Yesterday we had our 3rd Mix It Up Day for the school year. I posted previously about our second program in this post (What You Do Matters).
I have been working really hard this year on our new theme, What You Do Matters!, but I really wanted kids to understand that they really hold a lot of control in different situations. I decided to give the students a challenge: a simple relay race.
I collected materials from around the school: chairs, cones, goggles, aprons, and dish-washing gloves. I also made a short little "Lunch Survey" that they could fill out and talk about while they were eating, and bought some Hershey Kisses.
At our Middle School we have four lunch periods, one for each grade level (grades 5-8). Students are broken down into two groups: cafeteria and recess. Halfway through the period they switch, allowing each group to play and have lunch. For our first two Mix It Up Days, I broke away from this tradition, and had everyone in the grade eat together and participate in the activity. It was a challenge making sure everyone had enough time to eat, so this time, I thought I would keep the same format, but mix up the groups (keeps eat and play together with the same students all year).
To do this I made 12 teams for each Grade Level. Each team was a color. I also made cards for each student that told them what team they were on and if their team ate first or had recess first. I did laminate these cards so I could reuse them for each Lunch. I also made signs for the table and signs for the relay race lines. This worked out really well, and I know I am going to save them and reuse them again next year.
When the kids were in recess I lined them up for the relay race. On one side of the gym I had a cone for the starting point, the goggles, the gloves, and the apron (or superhero cape as many wore it). On the other side of the gym I sat chairs across from the cones, each with a stack of Hershey Kisses on them.
The students were asked to dress up, run over to the Hershey Kiss, unwrap it (while wearing the gloves), then either eat it or leave it on the chair (their choice), run back and switch with the next person in line. It was pretty comical watching the kids unwrap their Kiss with the gloves on, watching the goggles fall down their face, and seeing little pieces of Hershey Kiss paper hanging out of some mouths!
Here are a few pictures of the race:
After the relay was over, I asked these questions:
How many thought this was difficult?
What made this challenging?

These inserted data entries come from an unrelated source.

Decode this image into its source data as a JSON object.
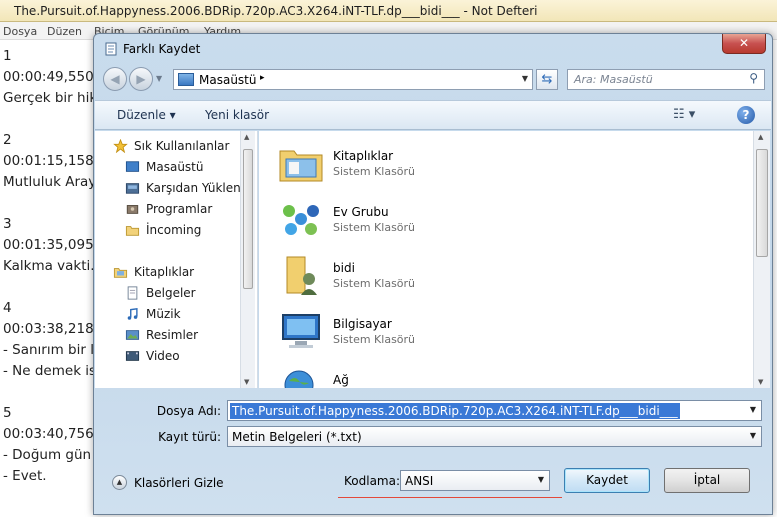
{
  "notepad": {
    "title": "The.Pursuit.of.Happyness.2006.BDRip.720p.AC3.X264.iNT-TLF.dp___bidi___ - Not Defteri",
    "menu": [
      "Dosya",
      "Düzen",
      "Biçim",
      "Görünüm",
      "Yardım"
    ],
    "lines": [
      "1",
      "00:00:49,550",
      "Gerçek bir hik",
      "",
      "2",
      "00:01:15,158",
      "Mutluluk Aray",
      "",
      "3",
      "00:01:35,095",
      "Kalkma vakti.",
      "",
      "4",
      "00:03:38,218",
      "- Sanırım bir li",
      "- Ne demek is",
      "",
      "5",
      "00:03:40,756",
      "- Doğum gün",
      "- Evet."
    ]
  },
  "dialog": {
    "title": "Farklı Kaydet",
    "close": "✕",
    "address": {
      "location": "Masaüstü",
      "separator": "▸"
    },
    "search_placeholder": "Ara: Masaüstü",
    "toolbar": {
      "organize": "Düzenle ▾",
      "new_folder": "Yeni klasör",
      "views": "☷ ▾",
      "help": "?"
    },
    "nav": {
      "favorites_header": "Sık Kullanılanlar",
      "favorites": [
        "Masaüstü",
        "Karşıdan Yüklene",
        "Programlar",
        "İncoming"
      ],
      "libraries_header": "Kitaplıklar",
      "libraries": [
        "Belgeler",
        "Müzik",
        "Resimler",
        "Video"
      ]
    },
    "files": [
      {
        "name": "Kitaplıklar",
        "type": "Sistem Klasörü"
      },
      {
        "name": "Ev Grubu",
        "type": "Sistem Klasörü"
      },
      {
        "name": "bidi",
        "type": "Sistem Klasörü"
      },
      {
        "name": "Bilgisayar",
        "type": "Sistem Klasörü"
      },
      {
        "name": "Ağ",
        "type": ""
      }
    ],
    "filename_label": "Dosya Adı:",
    "filename_value": "The.Pursuit.of.Happyness.2006.BDRip.720p.AC3.X264.iNT-TLF.dp___bidi___",
    "savetype_label": "Kayıt türü:",
    "savetype_value": "Metin Belgeleri (*.txt)",
    "hide_folders": "Klasörleri Gizle",
    "encoding_label": "Kodlama:",
    "encoding_value": "ANSI",
    "save_button": "Kaydet",
    "cancel_button": "İptal"
  }
}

Would the race have been easier if I didn't have them dress up or wear gloves?
What message do I want them to walk away with?
I then followed up with the message~ Sometimes we will encounter challenges in life. That doesn't mean we throw our hands up and give up. Things may, at times, seem difficult. However, if we don't accept the challenge and try new things, we may never know of the fun we are going to miss or the sweet reward we may find at the end.
Hummm. . .see how it all ties together?
Anyway, with the 8th graders we then talked about how in high school they will find plenty of experiences that may be challenging. . .classes, new friends, clubs, etc. The other grade levels we related it to bullying and what we can do if we see it happen, how the challenge is to intervene and tell someone to stop, but the reward is a safe school--one where learning is fun and everyone wants to be.
What life lessons do you teach? Let me know by leaving a comment below.